But there are dissenting voices. George DeBoer examined the history of the science school curriculum in the USA. Now deputy director for Project 2061 of the American Association for the Advancement of Science, DeBoer wrestled with the issue of what science should be taught and why. He looked at the arguments put forward for the teaching of science by people in government, industry and defence.

In his frequently cited paper (http://tinyurl.com/j42neja), DeBoer pointed out that “people with extremely limited understanding of science function very well in society, many of them at the very top levels of their professions. There is no reason to believe that the national security, economy, democratic way of life, and science prominence are threatened by the low level of scientific and mathematical literacy in the general population.”

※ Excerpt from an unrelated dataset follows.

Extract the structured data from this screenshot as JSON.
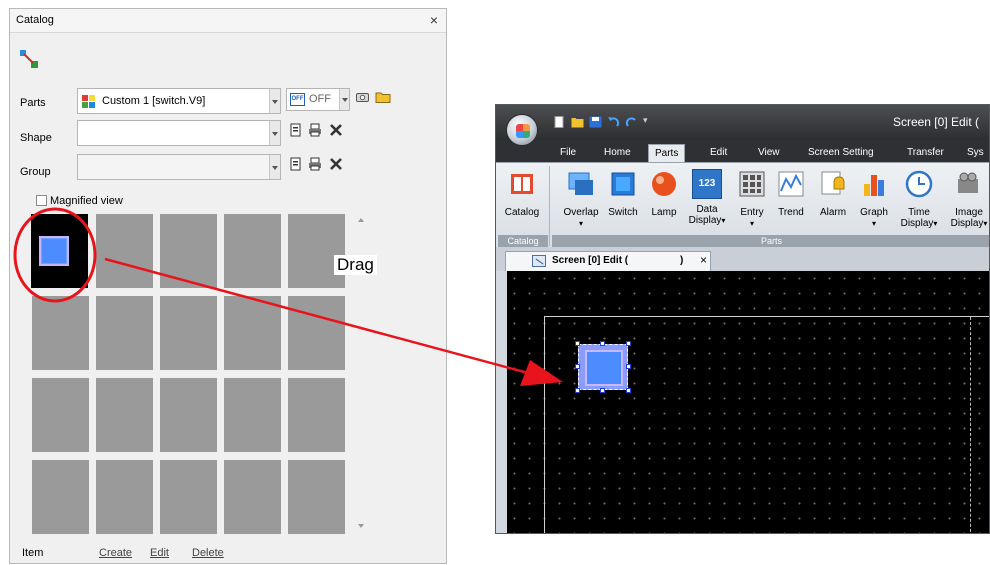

His comment would not find much...

The full text of this article can be purchased from Informit.